Electronic prescribing systems may be able to link to patient-level information, such as health plan eligibility, formulary listings, patient history, medication records, allergies, and concomitant conditions. Some systems allow physicians to enter patient diagnosis and receive instantly a list of possible alternative treatments with appropriate dosing information. The high number of alerts that do not require pharmacist action diminishes the effectiveness of clinically important alerts. The goal of our study was to identify those DDIs that should always generate an alert to a physician or other prescriber and the pharmacist. As a starting point to improve computer systems that support patient care, alert messages should occur only when DDIs are clinically relevant and have a high probability of causing harm.

The literature has demonstrated pharmacists and prescribers cannot rely on computerized systems alone to identify interactions. In addition, other studies have found that health professionals' knowledge of serious interactions is lacking.

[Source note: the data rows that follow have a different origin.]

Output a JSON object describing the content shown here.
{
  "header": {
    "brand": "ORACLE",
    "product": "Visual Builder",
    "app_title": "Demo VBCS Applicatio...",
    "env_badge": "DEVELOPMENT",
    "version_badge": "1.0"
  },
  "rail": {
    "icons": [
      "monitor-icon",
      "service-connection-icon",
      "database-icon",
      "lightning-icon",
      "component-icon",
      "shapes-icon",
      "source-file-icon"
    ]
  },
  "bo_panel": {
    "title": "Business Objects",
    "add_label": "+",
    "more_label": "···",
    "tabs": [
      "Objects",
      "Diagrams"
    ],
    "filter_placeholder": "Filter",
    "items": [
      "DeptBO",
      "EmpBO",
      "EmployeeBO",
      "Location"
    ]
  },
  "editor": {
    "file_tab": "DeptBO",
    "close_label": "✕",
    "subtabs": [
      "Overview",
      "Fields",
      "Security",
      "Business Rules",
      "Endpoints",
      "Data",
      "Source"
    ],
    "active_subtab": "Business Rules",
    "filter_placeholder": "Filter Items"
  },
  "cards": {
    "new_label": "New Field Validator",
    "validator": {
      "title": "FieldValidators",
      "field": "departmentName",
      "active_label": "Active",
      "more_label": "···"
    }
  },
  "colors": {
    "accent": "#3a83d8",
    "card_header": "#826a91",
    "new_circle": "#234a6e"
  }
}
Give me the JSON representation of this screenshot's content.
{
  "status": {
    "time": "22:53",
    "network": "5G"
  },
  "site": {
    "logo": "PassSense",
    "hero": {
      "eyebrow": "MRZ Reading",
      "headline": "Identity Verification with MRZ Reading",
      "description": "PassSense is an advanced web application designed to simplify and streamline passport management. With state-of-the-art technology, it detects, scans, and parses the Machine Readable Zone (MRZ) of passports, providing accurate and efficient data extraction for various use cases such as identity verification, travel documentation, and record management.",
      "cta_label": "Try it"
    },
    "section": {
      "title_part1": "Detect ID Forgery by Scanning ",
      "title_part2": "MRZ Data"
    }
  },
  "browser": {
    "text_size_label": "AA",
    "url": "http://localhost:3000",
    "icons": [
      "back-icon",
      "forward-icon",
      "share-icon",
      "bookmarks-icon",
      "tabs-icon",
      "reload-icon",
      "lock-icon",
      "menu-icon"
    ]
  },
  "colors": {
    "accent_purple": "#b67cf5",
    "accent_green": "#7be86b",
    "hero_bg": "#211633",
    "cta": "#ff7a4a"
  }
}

Therefore, multifaceted interventions are important, including continuing education, retrospective drug utilization review, and letters sent to prescribers with patient-specific information [6].

The reader should keep various limitations in mind while referring the manuscript such as

  • Expert panel owns the chance of human error when making the judgments over the prescriptions evaluated through best available evidence resulting in incomplete conclusions.
  • The interactions rated by the expert panel consisted of both those derived from a systematic review of the compendia as well as from individual members.
  • Readers should remember that these interactions represent a selected set of all possible DDIs. In addition to those we identified for the hospital pharmacy setting, other interactions are also clinically important and should be prevented.
  • We also did not include every drug-reference book or information source that contains information about DDIs. We explicitly chose those compendia that were believed to be most commonly used by health care professionals to determine whether an interaction exists.
  • Finally, the 13 DDIs that were deemed to be clinically important have not been systematically evaluated in terms of health outcomes and expenditures.


Using an expert panel and a standard evaluation tool, we identified 13 drug interactions deemed to be clinically important and likely to occur in the hospital pharmacy settings. These interactions represent a subset of all interactions that have been noted by drug interaction compendia as being of high severity or major importance. We encourage pharmacists to take steps to prevent patients from receiving these interacting medications and computer software vendors to focus interaction alerts on these and similarly important DDIs. To achieve this, academics from Pharmacy institutes should train the undergraduates in a way that they should become the active member of society practicing the profession with clarity of mind and professionalism. We claim that this manuscript is one such example.

Conflict of Interest

The authors claim no conflict of interest.


Authors want to acknowledge support and guidance provided by Dr. Shaukat Muttaqi, (Pharmacist at Dow University of Health Sciences during the conduct of study).

Author’s Contribution

Muhammad Zeeshan Mansoor, Sara Mansoor Ali Khan, Syed Saad Hussain, and Saima Mahmood Malhi took initiative to design and report the study. Syed Zain Raza Rizvi, Alifya Aun Ali, Syeda Mashal Zehra Zaidi, and Hafiz Ammar Muhammad Alam, in addition to, Muhammad Zeeshan Mansoor, Sara Mansoor Ali Khan,and Syed saad Hussain actively participated in ward rounds, data collection, evaluation and report formation. Dr. Saima Mahmood Malhi and Dr. Shazia Jamshed critically reviewed the manuscript and proof read the article for final submission.